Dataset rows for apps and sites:

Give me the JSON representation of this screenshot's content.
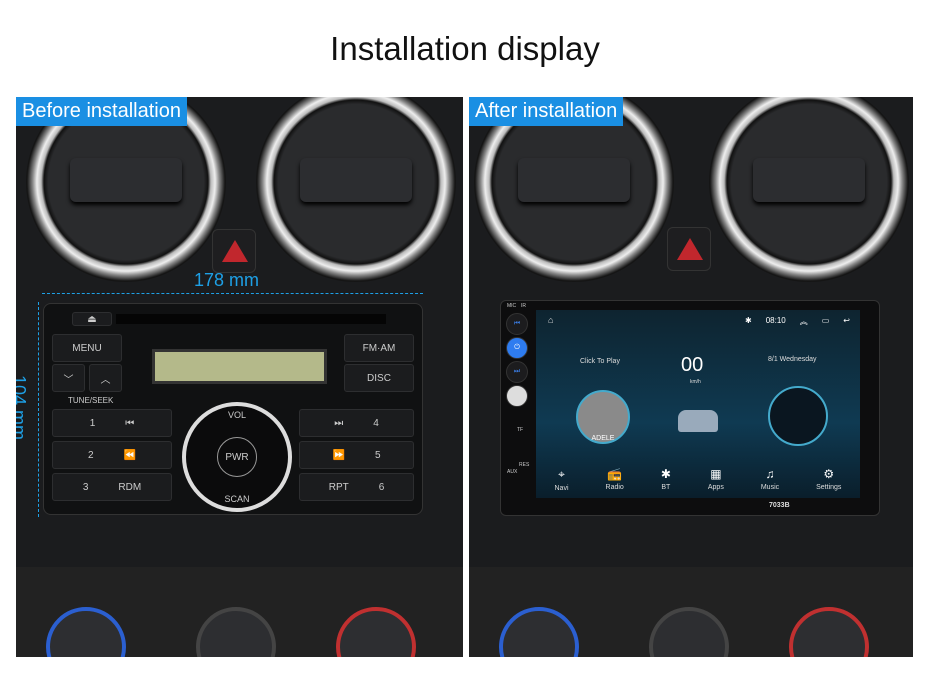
{
  "title": "Installation display",
  "before": {
    "label": "Before installation",
    "width_dim": "178 mm",
    "height_dim": "104 mm",
    "radio": {
      "buttons": {
        "eject": "⏏",
        "menu": "MENU",
        "down": "﹀",
        "up": "︿",
        "fm_am": "FM·AM",
        "disc": "DISC",
        "tune_seek": "TUNE/SEEK",
        "vol": "VOL",
        "pwr": "PWR",
        "scan": "SCAN"
      },
      "presets": [
        {
          "num": "1",
          "label": "⏮"
        },
        {
          "num": "2",
          "label": "⏪"
        },
        {
          "num": "3",
          "label": "RDM"
        },
        {
          "num": "4",
          "label": "⏭"
        },
        {
          "num": "5",
          "label": "⏩"
        },
        {
          "num": "6",
          "label": "RPT"
        }
      ]
    }
  },
  "after": {
    "label": "After installation",
    "model": "7033B",
    "side": {
      "mic": "MIC",
      "ir": "IR",
      "tf": "TF",
      "aux": "AUX",
      "res": "RES"
    },
    "screen": {
      "time": "08:10",
      "click_to_play": "Click To Play",
      "speed": "00",
      "speed_unit": "km/h",
      "date": "8/1  Wednesday",
      "album": "ADELE",
      "apps": [
        {
          "label": "Navi",
          "icon": "⌖"
        },
        {
          "label": "Radio",
          "icon": "📻"
        },
        {
          "label": "BT",
          "icon": "✱"
        },
        {
          "label": "Apps",
          "icon": "▦"
        },
        {
          "label": "Music",
          "icon": "♫"
        },
        {
          "label": "Settings",
          "icon": "⚙"
        }
      ]
    }
  },
  "colors": {
    "accent": "#1a8fe3",
    "dimension": "#1ea0e6"
  }
}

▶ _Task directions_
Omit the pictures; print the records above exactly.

▶ _Response for this exercise_
Give me the JSON representation of this screenshot's content.
{
  "title": "Installation display",
  "before": {
    "label": "Before installation",
    "width_dim": "178 mm",
    "height_dim": "104 mm",
    "radio": {
      "buttons": {
        "eject": "⏏",
        "menu": "MENU",
        "down": "﹀",
        "up": "︿",
        "fm_am": "FM·AM",
        "disc": "DISC",
        "tune_seek": "TUNE/SEEK",
        "vol": "VOL",
        "pwr": "PWR",
        "scan": "SCAN"
      },
      "presets": [
        {
          "num": "1",
          "label": "⏮"
        },
        {
          "num": "2",
          "label": "⏪"
        },
        {
          "num": "3",
          "label": "RDM"
        },
        {
          "num": "4",
          "label": "⏭"
        },
        {
          "num": "5",
          "label": "⏩"
        },
        {
          "num": "6",
          "label": "RPT"
        }
      ]
    }
  },
  "after": {
    "label": "After installation",
    "model": "7033B",
    "side": {
      "mic": "MIC",
      "ir": "IR",
      "tf": "TF",
      "aux": "AUX",
      "res": "RES"
    },
    "screen": {
      "time": "08:10",
      "click_to_play": "Click To Play",
      "speed": "00",
      "speed_unit": "km/h",
      "date": "8/1  Wednesday",
      "album": "ADELE",
      "apps": [
        {
          "label": "Navi",
          "icon": "⌖"
        },
        {
          "label": "Radio",
          "icon": "📻"
        },
        {
          "label": "BT",
          "icon": "✱"
        },
        {
          "label": "Apps",
          "icon": "▦"
        },
        {
          "label": "Music",
          "icon": "♫"
        },
        {
          "label": "Settings",
          "icon": "⚙"
        }
      ]
    }
  },
  "colors": {
    "accent": "#1a8fe3",
    "dimension": "#1ea0e6"
  }
}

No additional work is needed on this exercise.